> **Your instructions**
For the entries below, work out how many lines contain the string "JSON" and write only the number.

(Dataset extract)

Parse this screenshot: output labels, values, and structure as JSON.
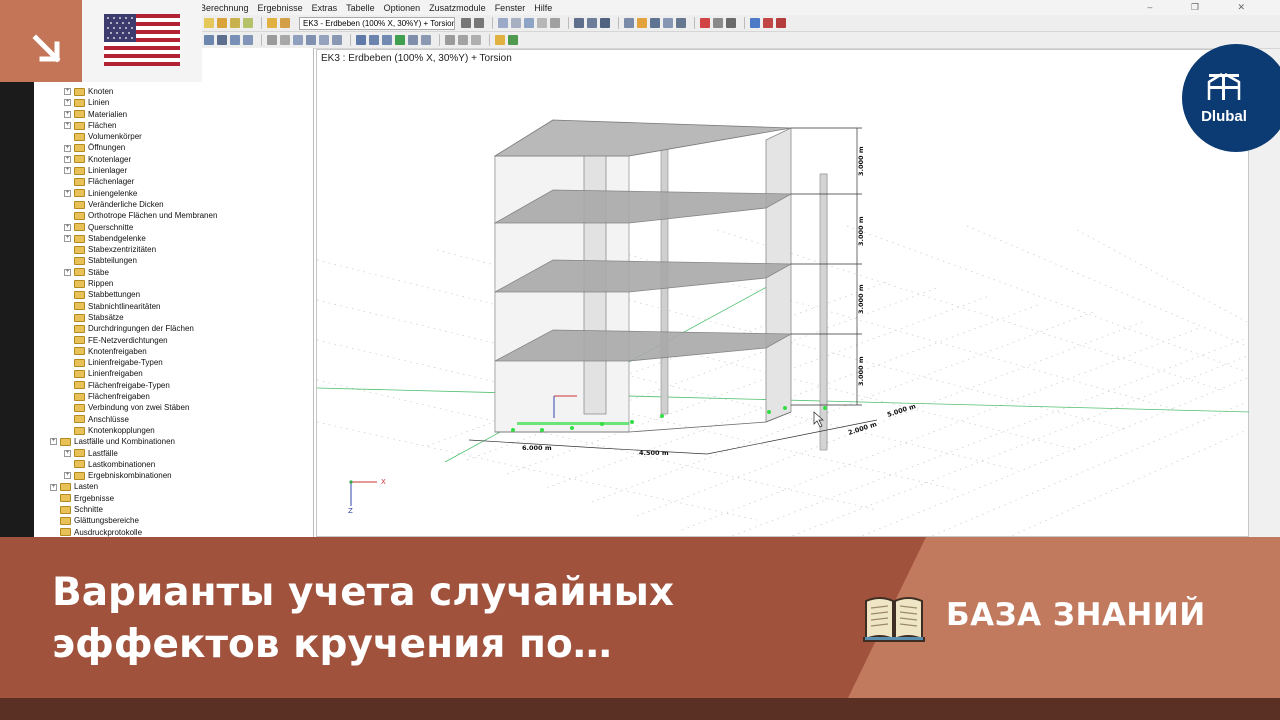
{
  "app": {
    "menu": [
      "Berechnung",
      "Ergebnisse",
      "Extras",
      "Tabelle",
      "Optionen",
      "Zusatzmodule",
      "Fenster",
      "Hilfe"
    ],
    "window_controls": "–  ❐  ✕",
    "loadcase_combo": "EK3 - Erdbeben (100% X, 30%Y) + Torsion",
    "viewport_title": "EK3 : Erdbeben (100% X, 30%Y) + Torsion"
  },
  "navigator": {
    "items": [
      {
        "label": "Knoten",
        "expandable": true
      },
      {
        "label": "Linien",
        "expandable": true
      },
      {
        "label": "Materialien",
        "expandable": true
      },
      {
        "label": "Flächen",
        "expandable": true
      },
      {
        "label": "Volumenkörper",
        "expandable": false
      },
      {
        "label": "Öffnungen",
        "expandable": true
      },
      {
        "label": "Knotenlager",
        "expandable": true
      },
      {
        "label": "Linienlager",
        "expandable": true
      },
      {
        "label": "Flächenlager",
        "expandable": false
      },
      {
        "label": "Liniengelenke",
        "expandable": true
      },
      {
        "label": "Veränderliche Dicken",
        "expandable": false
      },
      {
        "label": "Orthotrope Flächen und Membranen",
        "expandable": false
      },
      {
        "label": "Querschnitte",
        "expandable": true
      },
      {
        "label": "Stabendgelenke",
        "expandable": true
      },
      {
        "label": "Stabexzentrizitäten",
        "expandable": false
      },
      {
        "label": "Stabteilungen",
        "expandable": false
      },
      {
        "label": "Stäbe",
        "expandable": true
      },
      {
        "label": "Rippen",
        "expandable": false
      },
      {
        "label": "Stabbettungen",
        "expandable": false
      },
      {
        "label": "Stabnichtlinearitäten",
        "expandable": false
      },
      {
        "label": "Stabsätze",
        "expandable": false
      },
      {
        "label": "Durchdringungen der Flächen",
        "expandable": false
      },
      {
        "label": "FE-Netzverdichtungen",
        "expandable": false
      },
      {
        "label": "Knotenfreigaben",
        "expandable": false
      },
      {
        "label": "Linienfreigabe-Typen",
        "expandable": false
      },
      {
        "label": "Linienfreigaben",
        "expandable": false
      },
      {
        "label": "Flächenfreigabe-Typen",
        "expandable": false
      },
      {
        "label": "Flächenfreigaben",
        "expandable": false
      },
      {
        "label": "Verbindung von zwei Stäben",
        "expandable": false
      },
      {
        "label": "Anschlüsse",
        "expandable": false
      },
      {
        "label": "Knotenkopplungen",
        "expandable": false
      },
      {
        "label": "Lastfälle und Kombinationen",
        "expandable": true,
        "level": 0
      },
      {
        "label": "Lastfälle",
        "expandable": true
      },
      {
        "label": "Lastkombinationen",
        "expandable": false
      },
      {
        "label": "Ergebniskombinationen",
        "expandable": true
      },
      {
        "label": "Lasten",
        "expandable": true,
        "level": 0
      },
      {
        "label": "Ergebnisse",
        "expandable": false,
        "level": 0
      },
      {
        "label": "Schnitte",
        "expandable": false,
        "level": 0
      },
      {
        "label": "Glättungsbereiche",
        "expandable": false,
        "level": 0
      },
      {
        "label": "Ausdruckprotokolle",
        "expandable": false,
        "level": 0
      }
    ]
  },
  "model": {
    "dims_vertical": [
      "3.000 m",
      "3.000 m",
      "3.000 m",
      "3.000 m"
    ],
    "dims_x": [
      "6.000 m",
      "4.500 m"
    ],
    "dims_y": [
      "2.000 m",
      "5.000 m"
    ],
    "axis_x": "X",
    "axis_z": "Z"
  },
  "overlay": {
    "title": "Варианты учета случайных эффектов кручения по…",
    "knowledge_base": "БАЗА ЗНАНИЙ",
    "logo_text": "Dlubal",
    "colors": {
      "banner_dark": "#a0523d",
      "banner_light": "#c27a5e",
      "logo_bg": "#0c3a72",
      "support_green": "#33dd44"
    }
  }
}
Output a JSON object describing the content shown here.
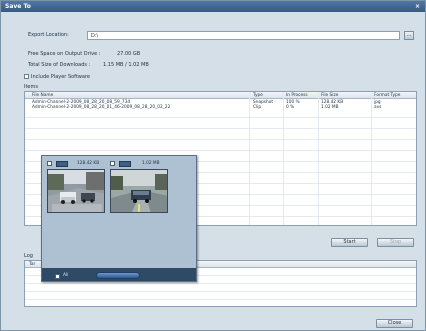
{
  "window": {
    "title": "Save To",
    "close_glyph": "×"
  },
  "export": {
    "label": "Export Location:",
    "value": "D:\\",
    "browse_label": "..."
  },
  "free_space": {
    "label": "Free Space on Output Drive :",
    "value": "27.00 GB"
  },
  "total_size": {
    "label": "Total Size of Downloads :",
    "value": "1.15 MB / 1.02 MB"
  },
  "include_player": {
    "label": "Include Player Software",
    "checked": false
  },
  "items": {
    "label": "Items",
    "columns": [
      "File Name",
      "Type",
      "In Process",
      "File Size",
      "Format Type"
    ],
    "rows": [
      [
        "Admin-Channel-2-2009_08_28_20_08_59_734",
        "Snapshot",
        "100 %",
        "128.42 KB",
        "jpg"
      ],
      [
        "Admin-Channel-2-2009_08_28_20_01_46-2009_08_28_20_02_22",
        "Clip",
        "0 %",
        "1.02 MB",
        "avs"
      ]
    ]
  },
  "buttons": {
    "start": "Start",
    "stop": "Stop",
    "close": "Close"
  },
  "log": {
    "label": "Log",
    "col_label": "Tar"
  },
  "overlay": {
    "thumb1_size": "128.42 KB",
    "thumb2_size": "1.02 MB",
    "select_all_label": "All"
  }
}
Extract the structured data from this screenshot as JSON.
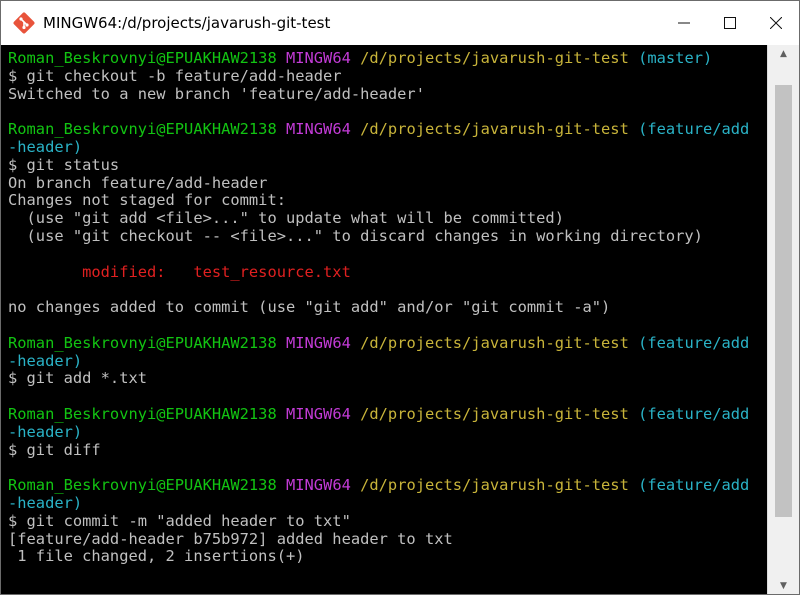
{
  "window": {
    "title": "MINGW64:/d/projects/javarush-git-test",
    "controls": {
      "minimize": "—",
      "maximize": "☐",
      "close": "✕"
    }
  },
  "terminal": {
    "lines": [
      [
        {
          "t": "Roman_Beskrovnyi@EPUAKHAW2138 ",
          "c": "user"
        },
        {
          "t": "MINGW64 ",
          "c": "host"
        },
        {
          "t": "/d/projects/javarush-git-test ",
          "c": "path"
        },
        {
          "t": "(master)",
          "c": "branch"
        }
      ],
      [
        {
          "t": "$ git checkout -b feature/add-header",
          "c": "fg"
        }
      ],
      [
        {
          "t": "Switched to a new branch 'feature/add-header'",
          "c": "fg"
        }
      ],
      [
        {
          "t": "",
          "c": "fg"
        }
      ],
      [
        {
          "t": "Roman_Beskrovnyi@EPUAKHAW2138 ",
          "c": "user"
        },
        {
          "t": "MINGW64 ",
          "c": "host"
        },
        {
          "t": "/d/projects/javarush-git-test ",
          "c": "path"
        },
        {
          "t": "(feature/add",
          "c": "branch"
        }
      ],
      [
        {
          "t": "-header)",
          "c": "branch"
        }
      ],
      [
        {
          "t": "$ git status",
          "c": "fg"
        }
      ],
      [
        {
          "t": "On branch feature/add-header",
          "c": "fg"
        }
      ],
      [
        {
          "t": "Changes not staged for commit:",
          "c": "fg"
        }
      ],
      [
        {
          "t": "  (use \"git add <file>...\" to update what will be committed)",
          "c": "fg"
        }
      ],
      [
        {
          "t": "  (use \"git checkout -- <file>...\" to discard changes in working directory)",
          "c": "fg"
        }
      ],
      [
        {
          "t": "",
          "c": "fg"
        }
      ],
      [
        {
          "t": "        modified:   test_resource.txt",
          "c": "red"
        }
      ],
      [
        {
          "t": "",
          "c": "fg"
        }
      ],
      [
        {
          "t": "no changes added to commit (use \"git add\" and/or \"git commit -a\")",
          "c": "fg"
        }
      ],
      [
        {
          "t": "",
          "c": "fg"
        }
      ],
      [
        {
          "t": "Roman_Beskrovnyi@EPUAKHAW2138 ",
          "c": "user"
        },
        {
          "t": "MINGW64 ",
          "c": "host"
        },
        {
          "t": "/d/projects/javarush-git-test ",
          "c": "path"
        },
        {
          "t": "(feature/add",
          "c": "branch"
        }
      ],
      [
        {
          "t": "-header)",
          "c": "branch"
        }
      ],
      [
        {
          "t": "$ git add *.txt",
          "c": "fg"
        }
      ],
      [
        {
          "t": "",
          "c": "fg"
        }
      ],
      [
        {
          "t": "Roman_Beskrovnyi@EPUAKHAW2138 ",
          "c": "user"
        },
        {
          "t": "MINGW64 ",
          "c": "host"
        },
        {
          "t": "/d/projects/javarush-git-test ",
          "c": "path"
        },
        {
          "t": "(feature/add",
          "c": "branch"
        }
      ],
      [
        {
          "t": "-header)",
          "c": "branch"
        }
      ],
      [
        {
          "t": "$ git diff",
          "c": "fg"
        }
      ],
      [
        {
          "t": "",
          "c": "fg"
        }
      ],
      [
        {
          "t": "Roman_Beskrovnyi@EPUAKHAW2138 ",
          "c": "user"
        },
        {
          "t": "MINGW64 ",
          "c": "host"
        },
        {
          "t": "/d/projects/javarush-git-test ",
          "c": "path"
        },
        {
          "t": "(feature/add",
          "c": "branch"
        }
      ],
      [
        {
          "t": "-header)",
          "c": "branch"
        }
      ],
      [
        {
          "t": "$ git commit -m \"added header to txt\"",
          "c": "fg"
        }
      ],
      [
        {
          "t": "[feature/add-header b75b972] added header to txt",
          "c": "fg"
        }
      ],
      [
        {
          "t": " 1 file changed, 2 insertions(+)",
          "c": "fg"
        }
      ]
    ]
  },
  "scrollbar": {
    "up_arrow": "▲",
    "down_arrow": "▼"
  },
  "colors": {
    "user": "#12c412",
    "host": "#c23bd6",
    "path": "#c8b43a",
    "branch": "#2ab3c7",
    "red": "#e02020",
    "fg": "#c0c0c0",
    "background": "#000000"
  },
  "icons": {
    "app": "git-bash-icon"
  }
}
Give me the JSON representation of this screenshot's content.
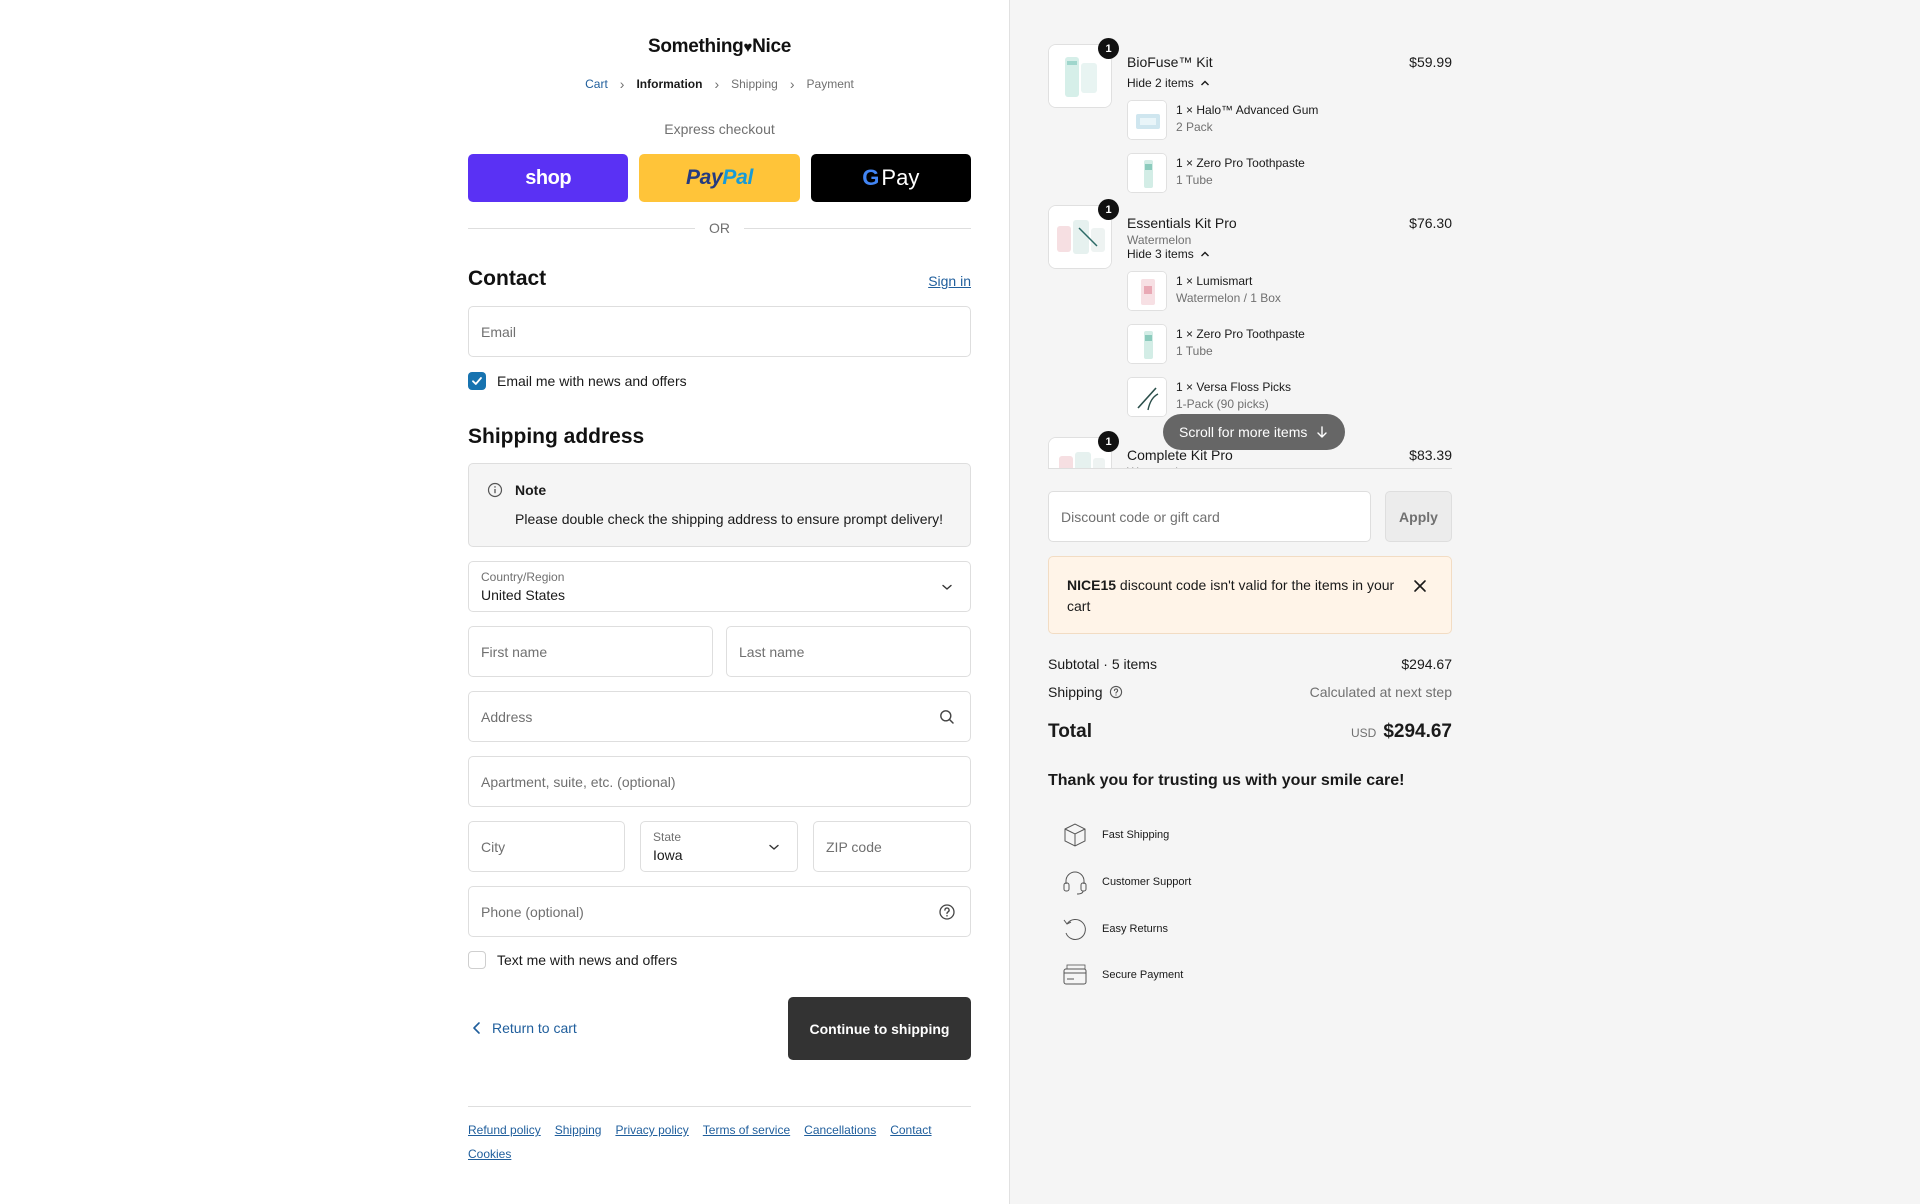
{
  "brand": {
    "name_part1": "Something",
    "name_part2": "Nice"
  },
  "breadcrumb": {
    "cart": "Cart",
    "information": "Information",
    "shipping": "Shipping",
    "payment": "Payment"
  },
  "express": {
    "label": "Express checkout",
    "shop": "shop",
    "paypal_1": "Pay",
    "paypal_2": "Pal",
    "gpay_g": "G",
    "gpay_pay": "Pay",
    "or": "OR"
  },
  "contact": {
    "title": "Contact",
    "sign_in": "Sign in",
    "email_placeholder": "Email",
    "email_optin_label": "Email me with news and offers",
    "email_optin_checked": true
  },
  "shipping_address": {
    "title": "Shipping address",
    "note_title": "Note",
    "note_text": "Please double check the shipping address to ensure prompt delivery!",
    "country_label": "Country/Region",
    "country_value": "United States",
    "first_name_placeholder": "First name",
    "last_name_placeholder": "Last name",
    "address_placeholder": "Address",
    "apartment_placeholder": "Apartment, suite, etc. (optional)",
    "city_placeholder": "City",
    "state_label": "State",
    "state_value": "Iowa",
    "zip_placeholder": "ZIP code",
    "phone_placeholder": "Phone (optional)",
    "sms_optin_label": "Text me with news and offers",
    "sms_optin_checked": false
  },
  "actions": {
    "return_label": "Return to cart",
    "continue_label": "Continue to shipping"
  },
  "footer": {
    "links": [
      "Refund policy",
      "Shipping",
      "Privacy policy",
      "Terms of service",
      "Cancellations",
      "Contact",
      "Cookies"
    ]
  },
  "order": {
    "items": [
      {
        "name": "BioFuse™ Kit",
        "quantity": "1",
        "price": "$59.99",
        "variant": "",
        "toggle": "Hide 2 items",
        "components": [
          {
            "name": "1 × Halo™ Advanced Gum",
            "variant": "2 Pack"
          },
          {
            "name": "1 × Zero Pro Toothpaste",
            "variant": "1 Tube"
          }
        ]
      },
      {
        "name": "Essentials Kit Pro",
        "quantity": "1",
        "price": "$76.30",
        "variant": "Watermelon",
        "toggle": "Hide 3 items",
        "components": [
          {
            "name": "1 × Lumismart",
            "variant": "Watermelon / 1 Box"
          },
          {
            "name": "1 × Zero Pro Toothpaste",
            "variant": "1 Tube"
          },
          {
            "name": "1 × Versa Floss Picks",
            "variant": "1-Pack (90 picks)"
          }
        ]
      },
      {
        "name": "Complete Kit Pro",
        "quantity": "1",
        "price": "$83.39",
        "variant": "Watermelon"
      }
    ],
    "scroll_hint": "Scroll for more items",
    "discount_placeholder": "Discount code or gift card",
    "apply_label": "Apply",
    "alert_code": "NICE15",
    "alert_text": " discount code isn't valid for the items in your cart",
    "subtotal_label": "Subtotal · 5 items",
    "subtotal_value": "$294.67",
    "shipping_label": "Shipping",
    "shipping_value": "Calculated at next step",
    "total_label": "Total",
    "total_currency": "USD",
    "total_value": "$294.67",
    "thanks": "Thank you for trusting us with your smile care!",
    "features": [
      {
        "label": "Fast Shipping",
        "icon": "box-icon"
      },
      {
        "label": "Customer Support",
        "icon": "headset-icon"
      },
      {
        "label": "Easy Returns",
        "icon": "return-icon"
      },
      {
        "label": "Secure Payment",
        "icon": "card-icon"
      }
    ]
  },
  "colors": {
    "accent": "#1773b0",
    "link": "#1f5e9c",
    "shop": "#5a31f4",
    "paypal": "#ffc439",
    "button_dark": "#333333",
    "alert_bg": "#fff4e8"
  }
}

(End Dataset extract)

> **Written solution**
4